We really don't have anything on the Iranians that would justify a preemptive strike against them. That could change in a heartbeat if an incident occurs in the Persian Gulf between U.S. and Iranian naval forces.
Vice Admiral Patrick Walsh, commander of U.S. naval forces in the Gulf, recently stated that Iran may pose a greater threat to Persian Gulf security that al-Qaeda. Well, that makes sense, seeing how Iran has a navy and al-Qaeda doesn't.
But Walsh's rhetoric is in line with the Bush administration's propaganda strategy that seeks to make Iran the cause of all things wrong in the Middle East. The U.S. naval buildup in the Gulf is, supposedly, a response to Iranian naval activity. "When you look at the recent Iranian exercises, in the last nine months, you see the open display and the implication of the use of mines," Walsh says. "You also see and hear concerns and threats about the closure of the Strait of Hormuz."
This is scary sounding, but it's not news.

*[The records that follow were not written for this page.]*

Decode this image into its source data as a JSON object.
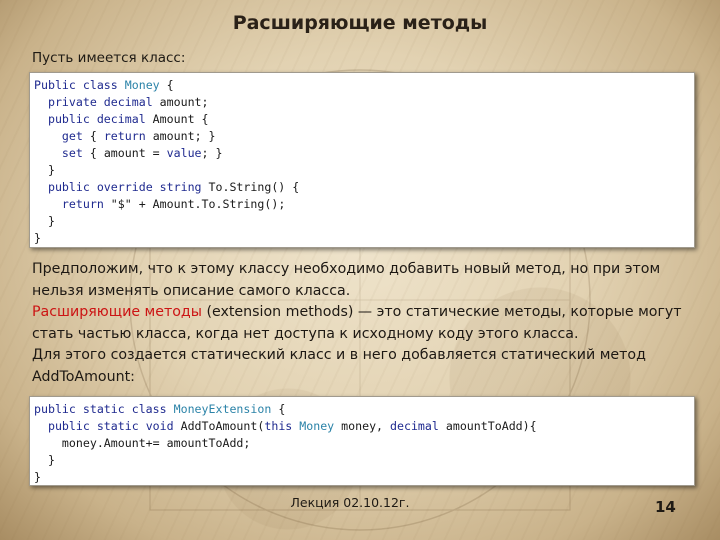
{
  "slide": {
    "title": "Расширяющие методы",
    "intro": "Пусть имеется класс:",
    "code1": [
      [
        {
          "t": "Public class ",
          "k": "kw"
        },
        {
          "t": "Money",
          "k": "ty"
        },
        {
          "t": " {"
        }
      ],
      [
        {
          "t": "  "
        },
        {
          "t": "private decimal",
          "k": "kw"
        },
        {
          "t": " amount;"
        }
      ],
      [
        {
          "t": "  "
        },
        {
          "t": "public decimal",
          "k": "kw"
        },
        {
          "t": " Amount {"
        }
      ],
      [
        {
          "t": "    "
        },
        {
          "t": "get",
          "k": "kw"
        },
        {
          "t": " { "
        },
        {
          "t": "return",
          "k": "kw"
        },
        {
          "t": " amount; }"
        }
      ],
      [
        {
          "t": "    "
        },
        {
          "t": "set",
          "k": "kw"
        },
        {
          "t": " { amount = "
        },
        {
          "t": "value",
          "k": "kw"
        },
        {
          "t": "; }"
        }
      ],
      [
        {
          "t": "  }"
        }
      ],
      [
        {
          "t": "  "
        },
        {
          "t": "public override string",
          "k": "kw"
        },
        {
          "t": " To.String() {"
        }
      ],
      [
        {
          "t": "    "
        },
        {
          "t": "return",
          "k": "kw"
        },
        {
          "t": " \"$\" + Amount.To.String();"
        }
      ],
      [
        {
          "t": "  }"
        }
      ],
      [
        {
          "t": "}"
        }
      ]
    ],
    "para": {
      "p1": "Предположим, что к этому классу необходимо добавить новый метод, но при этом нельзя изменять описание самого класса.",
      "p2_red": "Расширяющие методы",
      "p2_rest": " (extension methods) — это статические методы, которые могут стать частью класса, когда нет доступа к исходному коду этого класса.",
      "p3": "Для этого создается статический класс и в него добавляется статический метод AddToAmount:"
    },
    "code2": [
      [
        {
          "t": "public static class ",
          "k": "kw"
        },
        {
          "t": "MoneyExtension",
          "k": "ty"
        },
        {
          "t": " {"
        }
      ],
      [
        {
          "t": "  "
        },
        {
          "t": "public static void",
          "k": "kw"
        },
        {
          "t": " AddToAmount("
        },
        {
          "t": "this",
          "k": "kw"
        },
        {
          "t": " "
        },
        {
          "t": "Money",
          "k": "ty"
        },
        {
          "t": " money, "
        },
        {
          "t": "decimal",
          "k": "kw"
        },
        {
          "t": " amountToAdd){"
        }
      ],
      [
        {
          "t": "    money.Amount+= amountToAdd;"
        }
      ],
      [
        {
          "t": "  }"
        }
      ],
      [
        {
          "t": "}"
        }
      ]
    ],
    "footer": "Лекция 02.10.12г.",
    "page_number": "14"
  }
}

Mining shipping lanes and closing the Strait have been the crux of Iranian naval operations for decades.
Walsh acknowledges that many of our Arab allies are concerned about the U.S. naval buildup in the Gulf.
Having lived in the region since 2005, I can understand the concerns and the skepticism of those who live here. I think what they want is long-term assurances. What they don't want is offensive action meant to inflict some sort of damage to Iran and then a retreat because they will live with the consequences of any actions that we take.
So if we strike Iran, look forward to a long-term commitment of enhanced U.S. naval presence in the Gulf.
There's a fine line between deterrence and provocation, especially when you're dealing with naval forces. And it's difficult to say whether we're reacting to Iran or Iran is reacting to us. Keep in mind, though, that an increased military footprint in the Gulf region was the neocons' original intent, and so far, things are still going according to the plan.
Commander Jeff Huber, U.S. Navy (Retired) writes from Virginia Beach, Virginia. Read his commentaries at Pen and Sword.